Over at Mirror of Justice, Rick Garnett calls our attention to and comments on these two posts. Geoffrey Stone’s accusation that President Bush’s veto displayed "a reckless disregard for the fundamental American aspiration to keep church and state separate" is particularly egregious, since there was nothing particularly religious about his veto message, nor is there anything necessarily religious about the position he took. I’ll let the law profs have at one another over the rest of it, but will focus as well on this particular statement, offered in response to a House-approved measure depriving the Courts of jurisdiction over Pledge of Allegiance cases:
Note that he [Missouri Republican Todd Akin] believes the state should teach children that it is God, rather than “We the People,” who gives Americans their rights.
Stone apparently believes that "we the people" are the source of our rights.
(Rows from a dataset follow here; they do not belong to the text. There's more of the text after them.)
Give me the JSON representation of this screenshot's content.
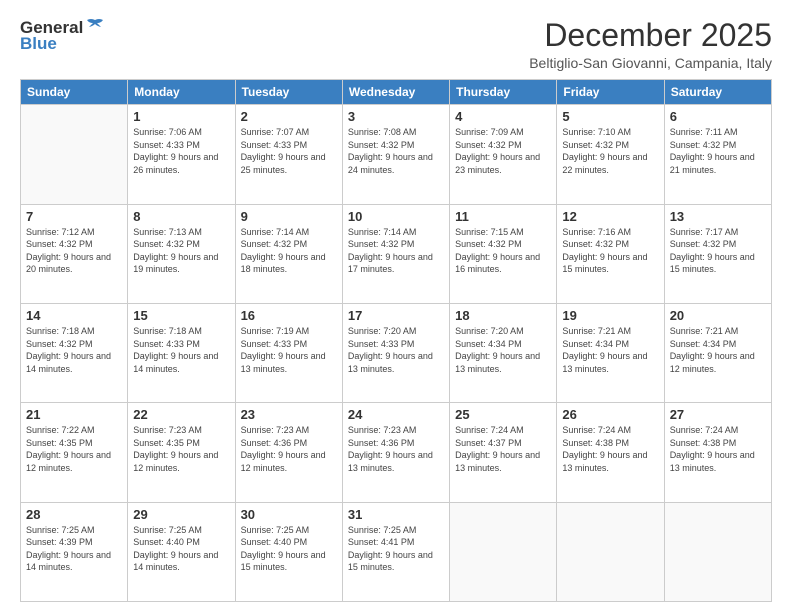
{
  "header": {
    "logo_general": "General",
    "logo_blue": "Blue",
    "title": "December 2025",
    "subtitle": "Beltiglio-San Giovanni, Campania, Italy"
  },
  "days_of_week": [
    "Sunday",
    "Monday",
    "Tuesday",
    "Wednesday",
    "Thursday",
    "Friday",
    "Saturday"
  ],
  "weeks": [
    [
      {
        "day": "",
        "info": ""
      },
      {
        "day": "1",
        "sunrise": "7:06 AM",
        "sunset": "4:33 PM",
        "daylight": "9 hours and 26 minutes."
      },
      {
        "day": "2",
        "sunrise": "7:07 AM",
        "sunset": "4:33 PM",
        "daylight": "9 hours and 25 minutes."
      },
      {
        "day": "3",
        "sunrise": "7:08 AM",
        "sunset": "4:32 PM",
        "daylight": "9 hours and 24 minutes."
      },
      {
        "day": "4",
        "sunrise": "7:09 AM",
        "sunset": "4:32 PM",
        "daylight": "9 hours and 23 minutes."
      },
      {
        "day": "5",
        "sunrise": "7:10 AM",
        "sunset": "4:32 PM",
        "daylight": "9 hours and 22 minutes."
      },
      {
        "day": "6",
        "sunrise": "7:11 AM",
        "sunset": "4:32 PM",
        "daylight": "9 hours and 21 minutes."
      }
    ],
    [
      {
        "day": "7",
        "sunrise": "7:12 AM",
        "sunset": "4:32 PM",
        "daylight": "9 hours and 20 minutes."
      },
      {
        "day": "8",
        "sunrise": "7:13 AM",
        "sunset": "4:32 PM",
        "daylight": "9 hours and 19 minutes."
      },
      {
        "day": "9",
        "sunrise": "7:14 AM",
        "sunset": "4:32 PM",
        "daylight": "9 hours and 18 minutes."
      },
      {
        "day": "10",
        "sunrise": "7:14 AM",
        "sunset": "4:32 PM",
        "daylight": "9 hours and 17 minutes."
      },
      {
        "day": "11",
        "sunrise": "7:15 AM",
        "sunset": "4:32 PM",
        "daylight": "9 hours and 16 minutes."
      },
      {
        "day": "12",
        "sunrise": "7:16 AM",
        "sunset": "4:32 PM",
        "daylight": "9 hours and 15 minutes."
      },
      {
        "day": "13",
        "sunrise": "7:17 AM",
        "sunset": "4:32 PM",
        "daylight": "9 hours and 15 minutes."
      }
    ],
    [
      {
        "day": "14",
        "sunrise": "7:18 AM",
        "sunset": "4:32 PM",
        "daylight": "9 hours and 14 minutes."
      },
      {
        "day": "15",
        "sunrise": "7:18 AM",
        "sunset": "4:33 PM",
        "daylight": "9 hours and 14 minutes."
      },
      {
        "day": "16",
        "sunrise": "7:19 AM",
        "sunset": "4:33 PM",
        "daylight": "9 hours and 13 minutes."
      },
      {
        "day": "17",
        "sunrise": "7:20 AM",
        "sunset": "4:33 PM",
        "daylight": "9 hours and 13 minutes."
      },
      {
        "day": "18",
        "sunrise": "7:20 AM",
        "sunset": "4:34 PM",
        "daylight": "9 hours and 13 minutes."
      },
      {
        "day": "19",
        "sunrise": "7:21 AM",
        "sunset": "4:34 PM",
        "daylight": "9 hours and 13 minutes."
      },
      {
        "day": "20",
        "sunrise": "7:21 AM",
        "sunset": "4:34 PM",
        "daylight": "9 hours and 12 minutes."
      }
    ],
    [
      {
        "day": "21",
        "sunrise": "7:22 AM",
        "sunset": "4:35 PM",
        "daylight": "9 hours and 12 minutes."
      },
      {
        "day": "22",
        "sunrise": "7:23 AM",
        "sunset": "4:35 PM",
        "daylight": "9 hours and 12 minutes."
      },
      {
        "day": "23",
        "sunrise": "7:23 AM",
        "sunset": "4:36 PM",
        "daylight": "9 hours and 12 minutes."
      },
      {
        "day": "24",
        "sunrise": "7:23 AM",
        "sunset": "4:36 PM",
        "daylight": "9 hours and 13 minutes."
      },
      {
        "day": "25",
        "sunrise": "7:24 AM",
        "sunset": "4:37 PM",
        "daylight": "9 hours and 13 minutes."
      },
      {
        "day": "26",
        "sunrise": "7:24 AM",
        "sunset": "4:38 PM",
        "daylight": "9 hours and 13 minutes."
      },
      {
        "day": "27",
        "sunrise": "7:24 AM",
        "sunset": "4:38 PM",
        "daylight": "9 hours and 13 minutes."
      }
    ],
    [
      {
        "day": "28",
        "sunrise": "7:25 AM",
        "sunset": "4:39 PM",
        "daylight": "9 hours and 14 minutes."
      },
      {
        "day": "29",
        "sunrise": "7:25 AM",
        "sunset": "4:40 PM",
        "daylight": "9 hours and 14 minutes."
      },
      {
        "day": "30",
        "sunrise": "7:25 AM",
        "sunset": "4:40 PM",
        "daylight": "9 hours and 15 minutes."
      },
      {
        "day": "31",
        "sunrise": "7:25 AM",
        "sunset": "4:41 PM",
        "daylight": "9 hours and 15 minutes."
      },
      {
        "day": "",
        "info": ""
      },
      {
        "day": "",
        "info": ""
      },
      {
        "day": "",
        "info": ""
      }
    ]
  ],
  "labels": {
    "sunrise": "Sunrise:",
    "sunset": "Sunset:",
    "daylight": "Daylight:"
  }
}
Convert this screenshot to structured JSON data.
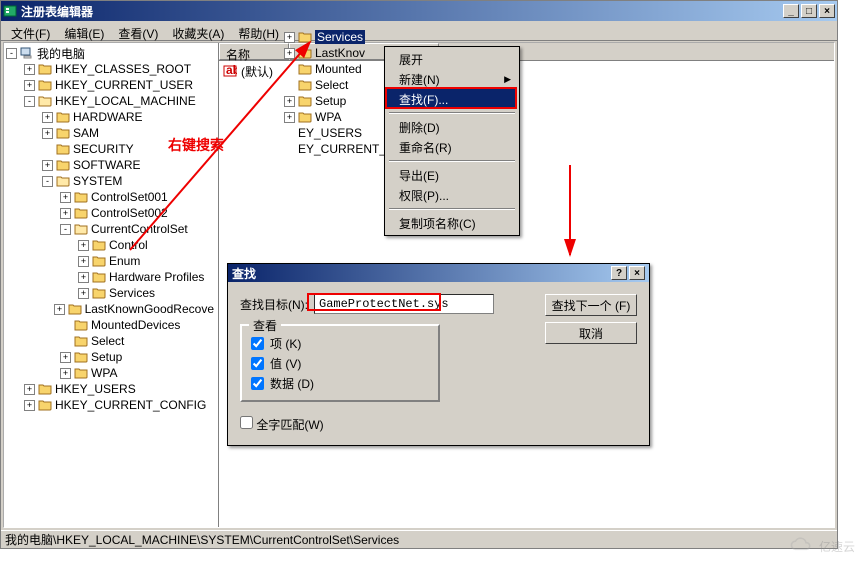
{
  "window": {
    "title": "注册表编辑器"
  },
  "menubar": [
    "文件(F)",
    "编辑(E)",
    "查看(V)",
    "收藏夹(A)",
    "帮助(H)"
  ],
  "tree": {
    "root": "我的电脑",
    "nodes": [
      {
        "label": "HKEY_CLASSES_ROOT",
        "indent": 1,
        "toggle": "+"
      },
      {
        "label": "HKEY_CURRENT_USER",
        "indent": 1,
        "toggle": "+"
      },
      {
        "label": "HKEY_LOCAL_MACHINE",
        "indent": 1,
        "toggle": "-"
      },
      {
        "label": "HARDWARE",
        "indent": 2,
        "toggle": "+"
      },
      {
        "label": "SAM",
        "indent": 2,
        "toggle": "+"
      },
      {
        "label": "SECURITY",
        "indent": 2,
        "toggle": ""
      },
      {
        "label": "SOFTWARE",
        "indent": 2,
        "toggle": "+"
      },
      {
        "label": "SYSTEM",
        "indent": 2,
        "toggle": "-"
      },
      {
        "label": "ControlSet001",
        "indent": 3,
        "toggle": "+"
      },
      {
        "label": "ControlSet002",
        "indent": 3,
        "toggle": "+"
      },
      {
        "label": "CurrentControlSet",
        "indent": 3,
        "toggle": "-"
      },
      {
        "label": "Control",
        "indent": 4,
        "toggle": "+"
      },
      {
        "label": "Enum",
        "indent": 4,
        "toggle": "+"
      },
      {
        "label": "Hardware Profiles",
        "indent": 4,
        "toggle": "+"
      },
      {
        "label": "Services",
        "indent": 4,
        "toggle": "+"
      },
      {
        "label": "LastKnownGoodRecove",
        "indent": 3,
        "toggle": "+"
      },
      {
        "label": "MountedDevices",
        "indent": 3,
        "toggle": ""
      },
      {
        "label": "Select",
        "indent": 3,
        "toggle": ""
      },
      {
        "label": "Setup",
        "indent": 3,
        "toggle": "+"
      },
      {
        "label": "WPA",
        "indent": 3,
        "toggle": "+"
      },
      {
        "label": "HKEY_USERS",
        "indent": 1,
        "toggle": "+"
      },
      {
        "label": "HKEY_CURRENT_CONFIG",
        "indent": 1,
        "toggle": "+"
      }
    ]
  },
  "list": {
    "header": "名称",
    "rows": [
      {
        "label": "(默认)"
      }
    ]
  },
  "right_tree": [
    {
      "label": "Services",
      "toggle": "+",
      "selected": true
    },
    {
      "label": "LastKnov",
      "toggle": "+"
    },
    {
      "label": "Mounted",
      "toggle": ""
    },
    {
      "label": "Select",
      "toggle": ""
    },
    {
      "label": "Setup",
      "toggle": "+"
    },
    {
      "label": "WPA",
      "toggle": "+"
    },
    {
      "label": "EY_USERS",
      "toggle": "",
      "noicon": true
    },
    {
      "label": "EY_CURRENT_",
      "toggle": "",
      "noicon": true
    }
  ],
  "context_menu": {
    "items": [
      {
        "label": "展开",
        "type": "item"
      },
      {
        "label": "新建(N)",
        "type": "sub"
      },
      {
        "label": "查找(F)...",
        "type": "item",
        "highlight": true
      },
      {
        "type": "sep"
      },
      {
        "label": "删除(D)",
        "type": "item"
      },
      {
        "label": "重命名(R)",
        "type": "item"
      },
      {
        "type": "sep"
      },
      {
        "label": "导出(E)",
        "type": "item"
      },
      {
        "label": "权限(P)...",
        "type": "item"
      },
      {
        "type": "sep"
      },
      {
        "label": "复制项名称(C)",
        "type": "item"
      }
    ]
  },
  "find": {
    "title": "查找",
    "target_label": "查找目标(N):",
    "target_value": "GameProtectNet.sys",
    "group_legend": "查看",
    "opt_key": "项 (K)",
    "opt_value": "值 (V)",
    "opt_data": "数据 (D)",
    "opt_match": "全字匹配(W)",
    "btn_next": "查找下一个 (F)",
    "btn_cancel": "取消"
  },
  "statusbar": "我的电脑\\HKEY_LOCAL_MACHINE\\SYSTEM\\CurrentControlSet\\Services",
  "annotation": {
    "text": "右键搜索"
  },
  "watermark": "亿速云"
}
I suppose he’s entitled to be a legal positivist (although I think that that’s a terribly unsophisticated position for a professor at the University of Chicago Law school to be taking), but how, then, could he object to anything of which a legally constituted majority happens to approve (including school prayer, a total ban on abortion, or, perhaps, slavery, as was advocated by a famous denizen of his state some 150 years ago). Indeed, the more I think of it, he’s not even really a simple legal positivist, but rather a mere majoritarian, since he objects to constitutionally sound vetoes that allegedly defy the will of the majority du jour. This, as Aristotle points out in The Politics, is about as far from the rule of law as you can get. And he’s teaching where?
Update: Joseph Bottum has more.